Provided entries below:

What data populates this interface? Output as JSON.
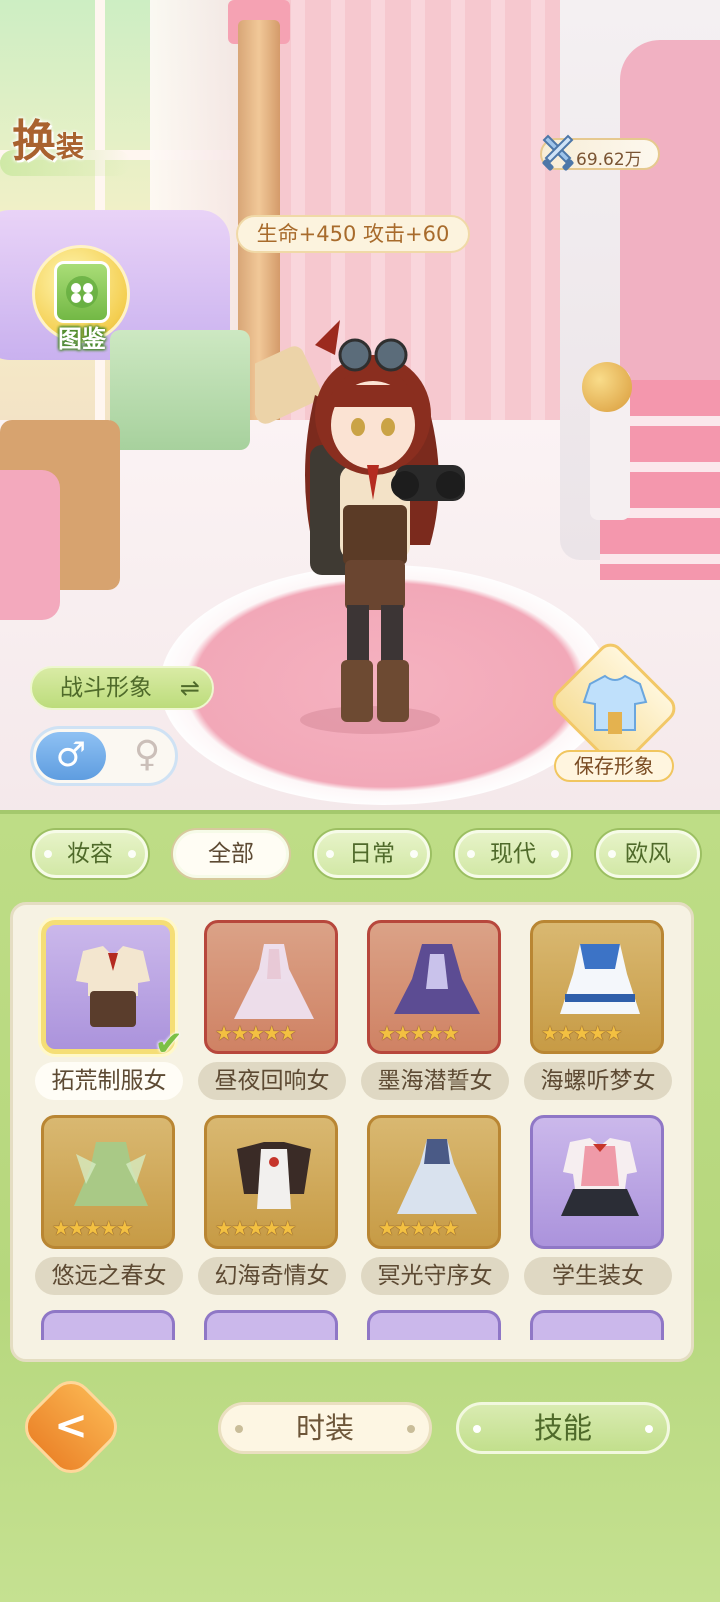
{
  "title": {
    "main": "换",
    "sub": "装"
  },
  "power": {
    "value": "69.62万"
  },
  "stats": {
    "text": "生命+450 攻击+60"
  },
  "codex": {
    "label": "图鉴"
  },
  "battle_look": {
    "label": "战斗形象",
    "icon": "swap-arrows-icon"
  },
  "gender": {
    "male": "♂",
    "female": "♀",
    "selected": "male"
  },
  "save_look": {
    "label": "保存形象"
  },
  "tabs": [
    {
      "label": "妆容",
      "active": false
    },
    {
      "label": "全部",
      "active": true
    },
    {
      "label": "日常",
      "active": false
    },
    {
      "label": "现代",
      "active": false
    },
    {
      "label": "欧风",
      "active": false
    }
  ],
  "outfits": [
    {
      "name": "拓荒制服女",
      "stars": "",
      "frame": "purple",
      "selected": true,
      "owned": true
    },
    {
      "name": "昼夜回响女",
      "stars": "★★★★★",
      "frame": "red",
      "selected": false
    },
    {
      "name": "墨海潜誓女",
      "stars": "★★★★★",
      "frame": "red",
      "selected": false
    },
    {
      "name": "海螺听梦女",
      "stars": "★★★★★",
      "frame": "gold",
      "selected": false
    },
    {
      "name": "悠远之春女",
      "stars": "★★★★★",
      "frame": "gold",
      "selected": false
    },
    {
      "name": "幻海奇情女",
      "stars": "★★★★★",
      "frame": "gold",
      "selected": false
    },
    {
      "name": "冥光守序女",
      "stars": "★★★★★",
      "frame": "gold",
      "selected": false
    },
    {
      "name": "学生装女",
      "stars": "",
      "frame": "purple",
      "selected": false
    }
  ],
  "bottom_tabs": {
    "fashion": "时装",
    "skills": "技能"
  },
  "back": {
    "icon": "back-arrow-icon",
    "glyph": "<"
  },
  "colors": {
    "panel_green": "#bedd86",
    "accent_gold": "#f3c041",
    "tab_text": "#4f6a2a"
  }
}
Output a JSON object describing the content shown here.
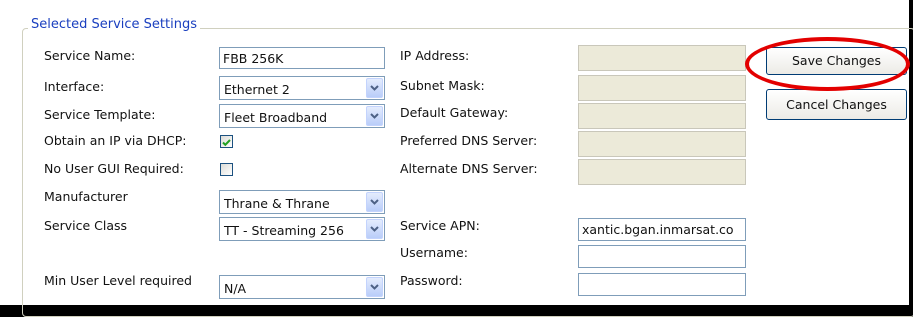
{
  "group": {
    "title": "Selected Service Settings"
  },
  "left": {
    "service_name": {
      "label": "Service Name:",
      "value": "FBB 256K"
    },
    "interface": {
      "label": "Interface:",
      "value": "Ethernet 2"
    },
    "service_template": {
      "label": "Service Template:",
      "value": "Fleet Broadband"
    },
    "dhcp": {
      "label": "Obtain an IP via DHCP:",
      "checked": true
    },
    "no_gui": {
      "label": "No User GUI Required:",
      "checked": false
    },
    "manufacturer": {
      "label": "Manufacturer",
      "value": "Thrane & Thrane"
    },
    "service_class": {
      "label": "Service Class",
      "value": "TT - Streaming 256"
    },
    "min_level": {
      "label": "Min User Level required",
      "value": "N/A"
    }
  },
  "right": {
    "ip": {
      "label": "IP Address:",
      "value": ""
    },
    "subnet": {
      "label": "Subnet Mask:",
      "value": ""
    },
    "gateway": {
      "label": "Default Gateway:",
      "value": ""
    },
    "dns1": {
      "label": "Preferred DNS Server:",
      "value": ""
    },
    "dns2": {
      "label": "Alternate DNS Server:",
      "value": ""
    },
    "apn": {
      "label": "Service APN:",
      "value": "xantic.bgan.inmarsat.co"
    },
    "username": {
      "label": "Username:",
      "value": ""
    },
    "password": {
      "label": "Password:",
      "value": ""
    }
  },
  "buttons": {
    "save": "Save Changes",
    "cancel": "Cancel Changes"
  },
  "colors": {
    "highlight_ring": "#e30000",
    "legend_text": "#1a3fbf"
  }
}
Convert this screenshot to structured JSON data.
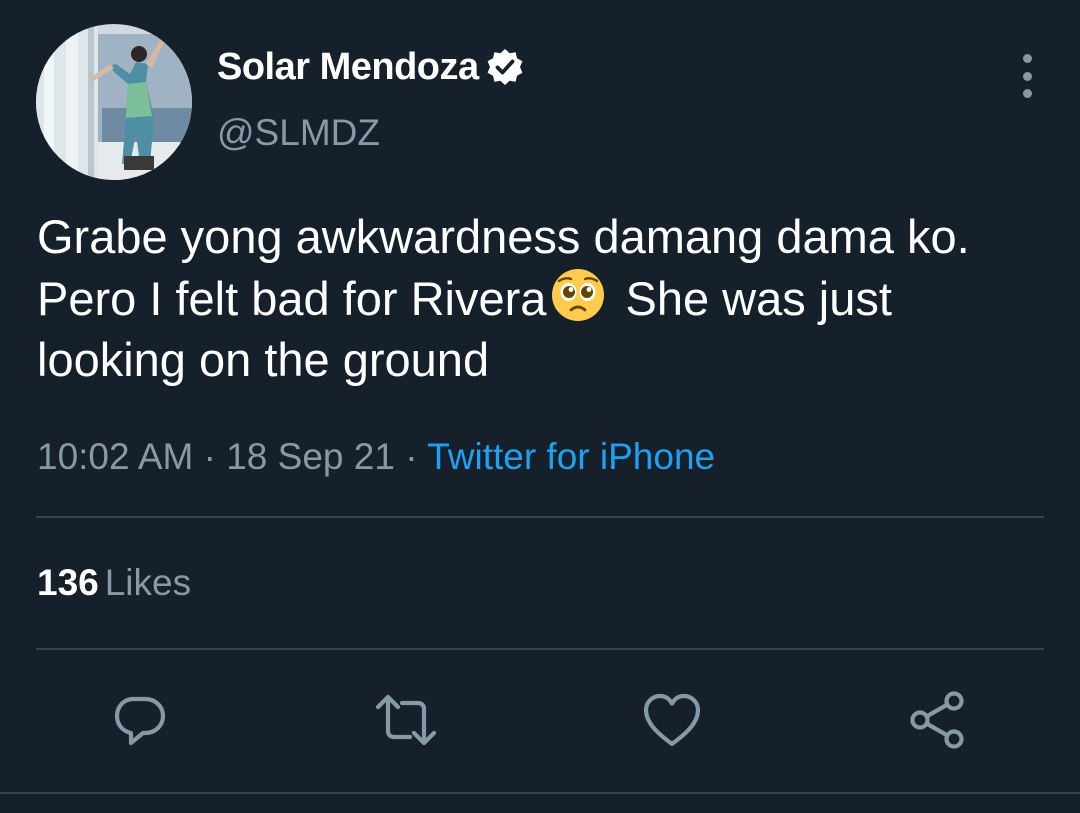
{
  "author": {
    "display_name": "Solar Mendoza",
    "handle": "@SLMDZ",
    "verified": true
  },
  "tweet": {
    "text_before_emoji": "Grabe yong awkwardness damang dama ko. Pero I felt bad for Rivera",
    "emoji": "pleading-face",
    "text_after_emoji": " She was just looking on the ground",
    "time": "10:02 AM",
    "date": "18 Sep 21",
    "separator": "·",
    "source": "Twitter for iPhone"
  },
  "stats": {
    "likes_count": "136",
    "likes_label": "Likes"
  },
  "actions": [
    {
      "name": "reply",
      "icon": "reply-icon"
    },
    {
      "name": "retweet",
      "icon": "retweet-icon"
    },
    {
      "name": "like",
      "icon": "heart-icon"
    },
    {
      "name": "share",
      "icon": "share-icon"
    }
  ],
  "colors": {
    "background": "#15202b",
    "text": "#ffffff",
    "secondary_text": "#8899a6",
    "link": "#1da1f2",
    "divider": "#38444d"
  }
}
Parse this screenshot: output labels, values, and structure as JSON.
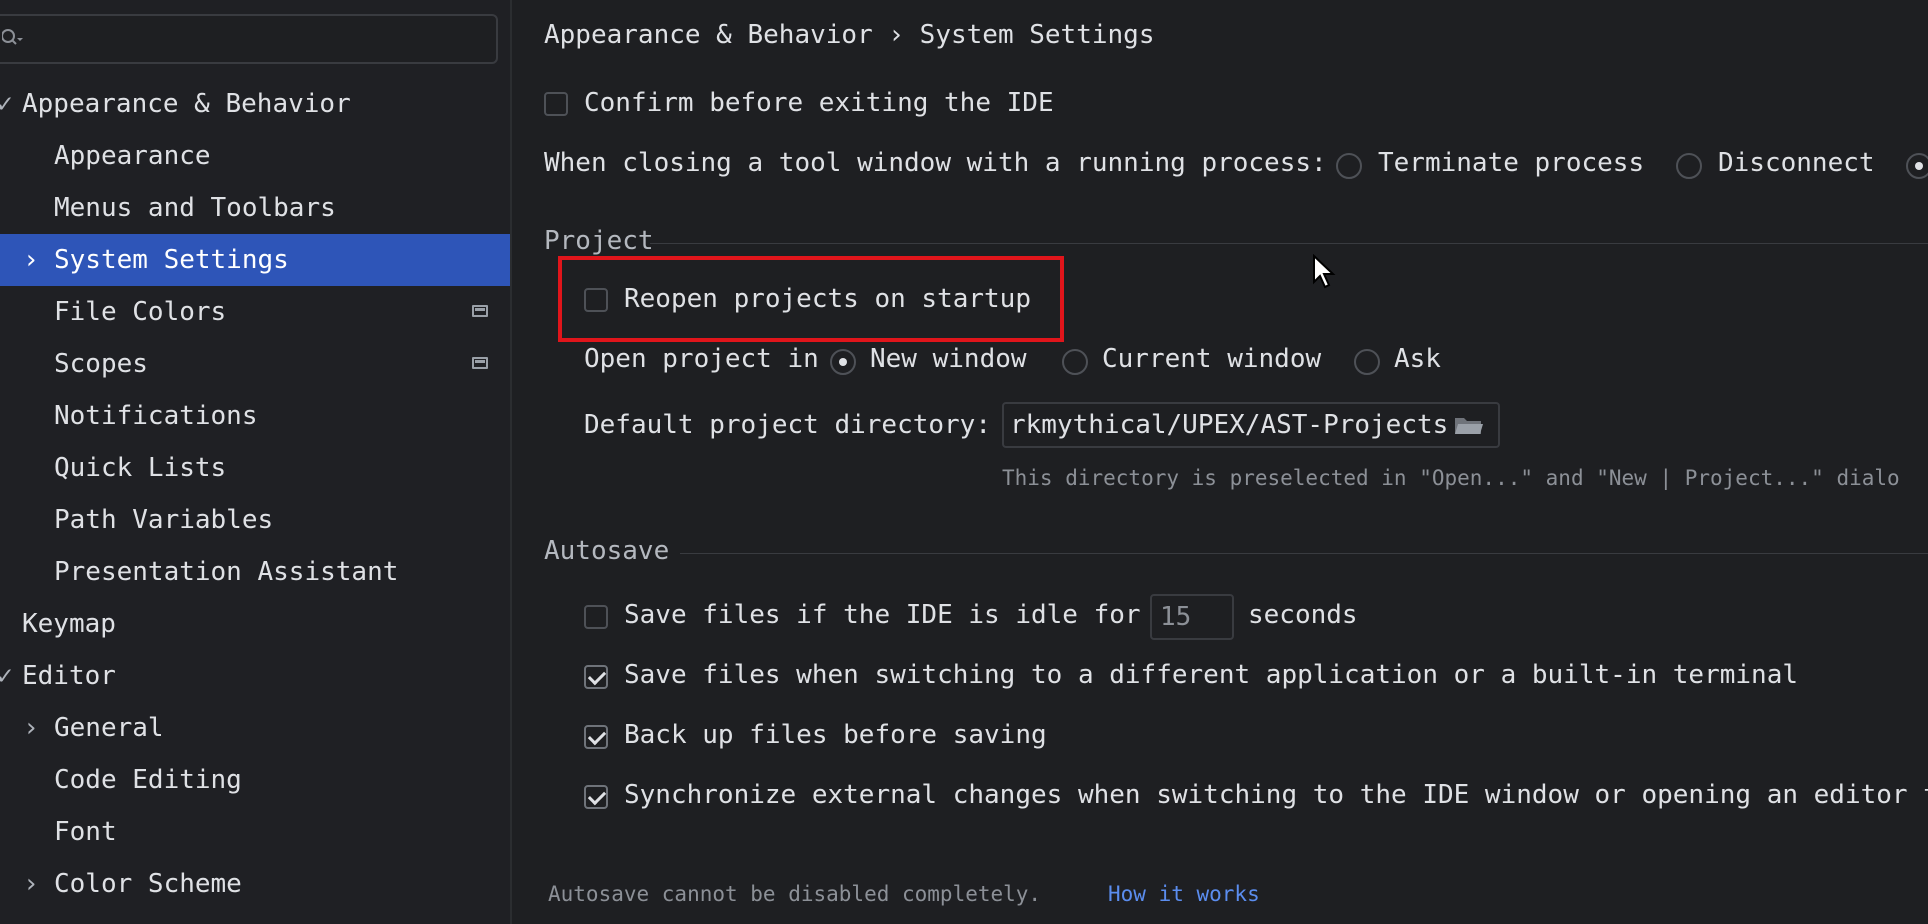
{
  "search": {
    "placeholder": ""
  },
  "sidebar": {
    "items": [
      {
        "label": "Appearance & Behavior",
        "arrow": "✓"
      },
      {
        "label": "Appearance"
      },
      {
        "label": "Menus and Toolbars"
      },
      {
        "label": "System Settings",
        "arrow": "›",
        "selected": true
      },
      {
        "label": "File Colors",
        "project_icon": true
      },
      {
        "label": "Scopes",
        "project_icon": true
      },
      {
        "label": "Notifications"
      },
      {
        "label": "Quick Lists"
      },
      {
        "label": "Path Variables"
      },
      {
        "label": "Presentation Assistant"
      },
      {
        "label": "Keymap"
      },
      {
        "label": "Editor",
        "arrow": "✓"
      },
      {
        "label": "General",
        "arrow": "›"
      },
      {
        "label": "Code Editing"
      },
      {
        "label": "Font"
      },
      {
        "label": "Color Scheme",
        "arrow": "›"
      }
    ]
  },
  "main": {
    "breadcrumb": "Appearance & Behavior › System Settings",
    "confirm_exit": {
      "label": "Confirm before exiting the IDE",
      "checked": false
    },
    "closing_tool_window": {
      "label": "When closing a tool window with a running process:",
      "options": [
        "Terminate process",
        "Disconnect"
      ]
    },
    "project_section": {
      "title": "Project",
      "reopen": {
        "label": "Reopen projects on startup",
        "checked": false
      },
      "open_project_in": {
        "label": "Open project in",
        "options": [
          "New window",
          "Current window",
          "Ask"
        ],
        "selected": "New window"
      },
      "default_dir": {
        "label": "Default project directory:",
        "value": "rkmythical/UPEX/AST-Projects",
        "hint": "This directory is preselected in \"Open...\" and \"New | Project...\" dialo"
      }
    },
    "autosave_section": {
      "title": "Autosave",
      "idle": {
        "label_before": "Save files if the IDE is idle for",
        "value": "15",
        "label_after": "seconds",
        "checked": false
      },
      "switch_app": {
        "label": "Save files when switching to a different application or a built-in terminal",
        "checked": true
      },
      "backup": {
        "label": "Back up files before saving",
        "checked": true
      },
      "sync": {
        "label": "Synchronize external changes when switching to the IDE window or opening an editor t",
        "checked": true
      },
      "note": "Autosave cannot be disabled completely.",
      "link": "How it works"
    }
  },
  "colors": {
    "accent": "#2e55b8",
    "highlight": "#e0151b",
    "link": "#5b8def"
  }
}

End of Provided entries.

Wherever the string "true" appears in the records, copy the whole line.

      "active": true
      "selected": true,
      "owned": true
      "checked": true
    "verified": true
        "selected": true
        "project_icon": true
        "project_icon": true
        "checked": true
        "checked": true
        "checked": true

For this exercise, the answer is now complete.